David Paleologos, a leading national pollster, said that despite women being the majority voters in primaries and general elections, in polling and focus groups he has found women are extremely tough on female candidates. But he also said he believes Clinton is one of the women who can transcend that—because he’s seen her do it before. Paleologos, in his role as director of the Suffolk University Political Research Center, was one of the only pollsters in the country who didn’t have egg on his face after Clinton engineered her primary comeback in New Hampshire in 2008. While most polls had Obama handily winning the state, Paleologos, citing two of his polls of so-called bellwether towns, predicted the race was at least a dead heat.

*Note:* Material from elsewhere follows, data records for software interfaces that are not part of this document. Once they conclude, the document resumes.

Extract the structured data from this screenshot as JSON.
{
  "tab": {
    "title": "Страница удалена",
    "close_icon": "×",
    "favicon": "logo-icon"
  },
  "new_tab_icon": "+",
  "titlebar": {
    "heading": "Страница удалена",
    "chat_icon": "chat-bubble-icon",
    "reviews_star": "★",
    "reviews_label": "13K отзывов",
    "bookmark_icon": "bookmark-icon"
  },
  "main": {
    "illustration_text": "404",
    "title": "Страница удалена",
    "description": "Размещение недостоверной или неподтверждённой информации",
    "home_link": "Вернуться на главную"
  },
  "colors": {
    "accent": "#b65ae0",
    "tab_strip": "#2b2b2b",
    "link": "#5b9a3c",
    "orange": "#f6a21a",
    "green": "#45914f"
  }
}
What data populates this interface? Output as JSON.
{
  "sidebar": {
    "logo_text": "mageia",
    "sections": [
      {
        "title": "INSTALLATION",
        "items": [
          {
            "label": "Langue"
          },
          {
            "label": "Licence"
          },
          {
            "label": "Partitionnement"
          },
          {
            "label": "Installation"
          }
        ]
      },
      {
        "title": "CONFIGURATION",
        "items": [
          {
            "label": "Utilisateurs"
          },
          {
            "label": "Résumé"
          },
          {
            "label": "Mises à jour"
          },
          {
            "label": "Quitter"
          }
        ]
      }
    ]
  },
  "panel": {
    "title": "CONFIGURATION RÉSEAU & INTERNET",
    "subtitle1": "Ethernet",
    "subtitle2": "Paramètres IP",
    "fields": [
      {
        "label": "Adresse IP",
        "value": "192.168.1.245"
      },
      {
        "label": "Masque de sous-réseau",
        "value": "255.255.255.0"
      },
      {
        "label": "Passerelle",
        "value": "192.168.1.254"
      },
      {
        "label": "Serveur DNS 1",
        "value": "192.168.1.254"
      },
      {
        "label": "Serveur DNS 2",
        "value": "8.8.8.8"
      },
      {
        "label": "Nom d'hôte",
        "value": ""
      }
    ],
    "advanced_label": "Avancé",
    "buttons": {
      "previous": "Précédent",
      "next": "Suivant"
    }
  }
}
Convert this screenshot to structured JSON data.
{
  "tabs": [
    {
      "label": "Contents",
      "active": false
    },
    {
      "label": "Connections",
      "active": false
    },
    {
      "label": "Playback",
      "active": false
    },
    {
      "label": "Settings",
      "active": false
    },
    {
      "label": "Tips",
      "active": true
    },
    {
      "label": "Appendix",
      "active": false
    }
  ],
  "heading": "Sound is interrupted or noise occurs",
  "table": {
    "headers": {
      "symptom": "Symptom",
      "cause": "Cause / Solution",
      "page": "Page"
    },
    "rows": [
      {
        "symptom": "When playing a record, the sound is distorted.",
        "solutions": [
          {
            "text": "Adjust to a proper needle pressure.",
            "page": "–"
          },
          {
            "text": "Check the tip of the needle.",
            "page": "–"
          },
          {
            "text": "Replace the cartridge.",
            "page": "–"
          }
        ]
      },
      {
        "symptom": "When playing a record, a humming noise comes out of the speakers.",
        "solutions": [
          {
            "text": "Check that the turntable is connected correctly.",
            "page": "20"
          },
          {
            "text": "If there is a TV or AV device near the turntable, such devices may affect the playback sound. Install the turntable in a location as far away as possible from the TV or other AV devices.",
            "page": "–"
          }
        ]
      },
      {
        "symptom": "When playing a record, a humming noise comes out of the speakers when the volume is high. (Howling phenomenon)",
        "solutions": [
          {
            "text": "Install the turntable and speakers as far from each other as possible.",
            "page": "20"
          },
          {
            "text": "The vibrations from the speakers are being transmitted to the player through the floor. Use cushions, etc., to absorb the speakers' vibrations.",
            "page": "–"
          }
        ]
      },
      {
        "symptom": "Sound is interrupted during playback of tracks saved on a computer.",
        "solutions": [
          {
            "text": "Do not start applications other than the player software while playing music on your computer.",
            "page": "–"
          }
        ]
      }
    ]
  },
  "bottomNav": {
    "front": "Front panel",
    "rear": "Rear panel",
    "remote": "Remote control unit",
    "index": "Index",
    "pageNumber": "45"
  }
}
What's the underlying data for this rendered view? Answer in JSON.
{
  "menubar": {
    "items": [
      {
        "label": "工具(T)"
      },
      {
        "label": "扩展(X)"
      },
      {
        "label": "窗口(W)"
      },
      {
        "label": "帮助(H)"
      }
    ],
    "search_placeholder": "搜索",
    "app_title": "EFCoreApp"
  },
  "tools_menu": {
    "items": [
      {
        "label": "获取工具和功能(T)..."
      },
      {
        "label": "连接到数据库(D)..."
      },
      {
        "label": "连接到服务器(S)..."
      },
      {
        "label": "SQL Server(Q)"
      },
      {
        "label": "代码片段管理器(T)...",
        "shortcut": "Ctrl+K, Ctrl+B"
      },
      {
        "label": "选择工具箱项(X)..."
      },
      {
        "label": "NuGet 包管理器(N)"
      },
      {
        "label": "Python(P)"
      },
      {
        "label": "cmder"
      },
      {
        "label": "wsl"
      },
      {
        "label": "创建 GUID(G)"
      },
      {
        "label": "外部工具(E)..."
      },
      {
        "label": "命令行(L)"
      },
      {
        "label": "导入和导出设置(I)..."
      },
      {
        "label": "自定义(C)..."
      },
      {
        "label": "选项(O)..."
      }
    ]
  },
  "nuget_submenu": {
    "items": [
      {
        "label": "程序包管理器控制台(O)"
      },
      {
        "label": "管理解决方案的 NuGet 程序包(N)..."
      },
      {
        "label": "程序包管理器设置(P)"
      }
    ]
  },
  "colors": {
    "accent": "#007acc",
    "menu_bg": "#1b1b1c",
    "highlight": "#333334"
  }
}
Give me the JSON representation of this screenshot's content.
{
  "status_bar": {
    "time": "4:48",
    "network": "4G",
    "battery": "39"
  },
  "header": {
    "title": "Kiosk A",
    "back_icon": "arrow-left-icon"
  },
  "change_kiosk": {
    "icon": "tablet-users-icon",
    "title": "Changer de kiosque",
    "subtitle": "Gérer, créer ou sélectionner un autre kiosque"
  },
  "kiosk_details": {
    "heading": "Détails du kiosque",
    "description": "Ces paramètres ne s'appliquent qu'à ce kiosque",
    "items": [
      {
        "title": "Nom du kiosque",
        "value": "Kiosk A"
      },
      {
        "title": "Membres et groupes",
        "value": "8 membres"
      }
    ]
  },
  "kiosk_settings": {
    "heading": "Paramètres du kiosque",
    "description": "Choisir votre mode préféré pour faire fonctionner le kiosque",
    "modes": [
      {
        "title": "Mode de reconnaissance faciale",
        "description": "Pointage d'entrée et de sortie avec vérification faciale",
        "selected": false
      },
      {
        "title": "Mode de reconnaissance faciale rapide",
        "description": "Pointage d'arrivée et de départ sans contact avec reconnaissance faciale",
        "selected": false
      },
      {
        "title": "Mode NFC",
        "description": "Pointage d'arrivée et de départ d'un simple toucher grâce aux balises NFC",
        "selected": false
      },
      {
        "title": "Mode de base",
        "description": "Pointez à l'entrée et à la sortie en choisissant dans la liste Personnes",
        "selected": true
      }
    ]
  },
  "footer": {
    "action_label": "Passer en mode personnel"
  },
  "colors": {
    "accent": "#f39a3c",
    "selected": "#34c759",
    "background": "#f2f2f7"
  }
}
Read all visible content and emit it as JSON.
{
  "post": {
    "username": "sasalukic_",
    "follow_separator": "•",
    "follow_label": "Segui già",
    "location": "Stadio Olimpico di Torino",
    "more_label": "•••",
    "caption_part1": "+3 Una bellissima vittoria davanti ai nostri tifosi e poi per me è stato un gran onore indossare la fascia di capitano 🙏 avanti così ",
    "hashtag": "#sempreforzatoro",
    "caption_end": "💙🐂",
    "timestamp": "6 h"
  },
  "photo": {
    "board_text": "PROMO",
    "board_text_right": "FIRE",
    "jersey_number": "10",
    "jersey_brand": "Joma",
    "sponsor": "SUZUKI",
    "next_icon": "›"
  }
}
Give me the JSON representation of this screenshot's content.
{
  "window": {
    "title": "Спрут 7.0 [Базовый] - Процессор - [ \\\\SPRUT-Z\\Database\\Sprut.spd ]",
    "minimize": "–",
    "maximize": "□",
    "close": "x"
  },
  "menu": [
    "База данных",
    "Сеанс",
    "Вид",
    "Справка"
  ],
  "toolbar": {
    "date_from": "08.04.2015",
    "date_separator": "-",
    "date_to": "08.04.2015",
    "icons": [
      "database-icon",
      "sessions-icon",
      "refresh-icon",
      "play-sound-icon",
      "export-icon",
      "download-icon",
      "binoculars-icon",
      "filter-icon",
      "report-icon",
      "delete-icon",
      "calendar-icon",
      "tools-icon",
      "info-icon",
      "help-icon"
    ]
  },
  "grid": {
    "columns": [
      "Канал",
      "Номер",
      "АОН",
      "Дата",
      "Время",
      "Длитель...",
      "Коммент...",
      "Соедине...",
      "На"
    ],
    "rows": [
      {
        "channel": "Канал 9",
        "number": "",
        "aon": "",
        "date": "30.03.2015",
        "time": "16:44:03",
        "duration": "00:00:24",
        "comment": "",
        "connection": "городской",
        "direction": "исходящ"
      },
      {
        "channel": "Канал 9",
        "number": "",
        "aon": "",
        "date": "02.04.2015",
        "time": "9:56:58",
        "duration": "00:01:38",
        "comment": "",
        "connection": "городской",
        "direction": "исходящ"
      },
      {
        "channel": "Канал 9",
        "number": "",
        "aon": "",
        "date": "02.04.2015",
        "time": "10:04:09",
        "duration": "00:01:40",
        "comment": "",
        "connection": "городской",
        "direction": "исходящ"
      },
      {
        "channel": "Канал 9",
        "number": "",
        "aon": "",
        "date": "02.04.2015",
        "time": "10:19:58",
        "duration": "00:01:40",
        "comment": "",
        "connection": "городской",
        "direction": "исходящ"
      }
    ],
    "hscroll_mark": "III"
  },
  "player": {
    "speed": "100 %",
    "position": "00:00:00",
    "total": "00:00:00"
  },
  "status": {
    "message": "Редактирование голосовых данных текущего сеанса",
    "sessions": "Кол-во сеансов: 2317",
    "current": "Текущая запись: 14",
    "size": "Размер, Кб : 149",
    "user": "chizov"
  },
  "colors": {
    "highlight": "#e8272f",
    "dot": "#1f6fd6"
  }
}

One of the reasons for Clinton’s success, he told me in a phone interview, was that her campaign found women who had not voted in as many as four election cycles and convinced them to vote for her.
“Voting is an emotional act,” he said. “As a pollster, I look at intensity. I look at not only ‘Are they likely voters?’ but ‘What’s the real motivation?’” He continued, “The key is: ‘Who can a candidate bring to the table who are the un-polled?’” The key to Obama’s victories, Paleologos explained, has been finding people who are not traditional voters but who like him, and then convincing them he is worth registering and turning out for. Clinton now has that quality among more people than she used to, the pollster said: “She can bring to the table people who want to make history with her.”
Furthermore, he said that contrary to highlighting her age in a way that may work against her, becoming a grandmother only expands the circle of voters who are more likely to find her relatable. Describing political constituencies as a venn diagram, he said, “She has enough intersections in the circles to drive the intensity of women voters.” To women who once thought she was driven only by her career, she’s now a relatable soon-to-be grandmother. To women who once found her cold, she is the woman who endured marital troubles but bounced back. To women who feel they’ve been passed over for a promotion for a younger, less experienced male, she has handled losing the presidency with dignity and ultimately became secretary of state.
“Those who hated on her when she was running probably rethought it when they saw what a stellar secretary of state she was,” said Dyson.
Paleologos predicted that making “history will likely supersede all of the splinters that may exist among these different women voters.” He concluded: “Ultimately voters have to ask themselves, ‘Does Hillary Clinton deserve to be a part of history? When you’re down in Washington and you go to the wax museum’s Hall of Presidents, do you believe she belongs there?’ And that ultimately may be the deciding question, not whether you agree with her on Benghazi.”
“I think a lot of women will buy into that,” he said.